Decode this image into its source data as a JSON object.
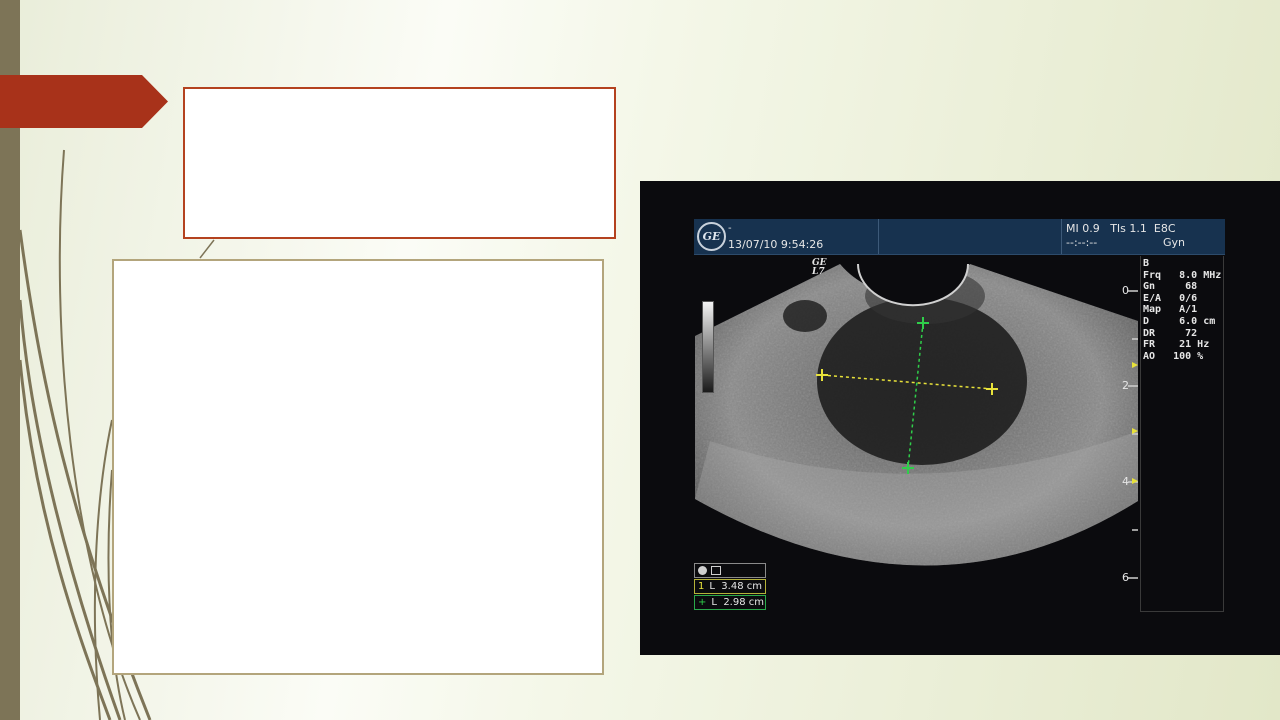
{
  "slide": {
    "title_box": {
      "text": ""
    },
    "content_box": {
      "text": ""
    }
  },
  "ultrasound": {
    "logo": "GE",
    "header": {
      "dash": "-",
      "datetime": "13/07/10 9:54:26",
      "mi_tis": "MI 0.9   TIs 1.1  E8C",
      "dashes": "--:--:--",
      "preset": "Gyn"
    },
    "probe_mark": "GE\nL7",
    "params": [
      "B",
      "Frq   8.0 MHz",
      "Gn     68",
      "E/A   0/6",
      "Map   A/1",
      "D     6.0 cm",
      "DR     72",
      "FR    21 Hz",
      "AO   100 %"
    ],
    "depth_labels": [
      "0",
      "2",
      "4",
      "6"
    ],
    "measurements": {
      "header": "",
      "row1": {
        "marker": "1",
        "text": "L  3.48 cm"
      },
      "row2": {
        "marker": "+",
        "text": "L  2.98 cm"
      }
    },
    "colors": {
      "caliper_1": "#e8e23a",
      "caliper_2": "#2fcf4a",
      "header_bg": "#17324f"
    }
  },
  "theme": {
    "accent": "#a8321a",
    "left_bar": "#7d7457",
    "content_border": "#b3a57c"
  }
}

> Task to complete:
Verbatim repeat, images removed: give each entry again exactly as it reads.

> Response to this exercise:
Decode this image into its source data as a JSON object.
{
  "slide": {
    "title_box": {
      "text": ""
    },
    "content_box": {
      "text": ""
    }
  },
  "ultrasound": {
    "logo": "GE",
    "header": {
      "dash": "-",
      "datetime": "13/07/10 9:54:26",
      "mi_tis": "MI 0.9   TIs 1.1  E8C",
      "dashes": "--:--:--",
      "preset": "Gyn"
    },
    "probe_mark": "GE\nL7",
    "params": [
      "B",
      "Frq   8.0 MHz",
      "Gn     68",
      "E/A   0/6",
      "Map   A/1",
      "D     6.0 cm",
      "DR     72",
      "FR    21 Hz",
      "AO   100 %"
    ],
    "depth_labels": [
      "0",
      "2",
      "4",
      "6"
    ],
    "measurements": {
      "header": "",
      "row1": {
        "marker": "1",
        "text": "L  3.48 cm"
      },
      "row2": {
        "marker": "+",
        "text": "L  2.98 cm"
      }
    },
    "colors": {
      "caliper_1": "#e8e23a",
      "caliper_2": "#2fcf4a",
      "header_bg": "#17324f"
    }
  },
  "theme": {
    "accent": "#a8321a",
    "left_bar": "#7d7457",
    "content_border": "#b3a57c"
  }
}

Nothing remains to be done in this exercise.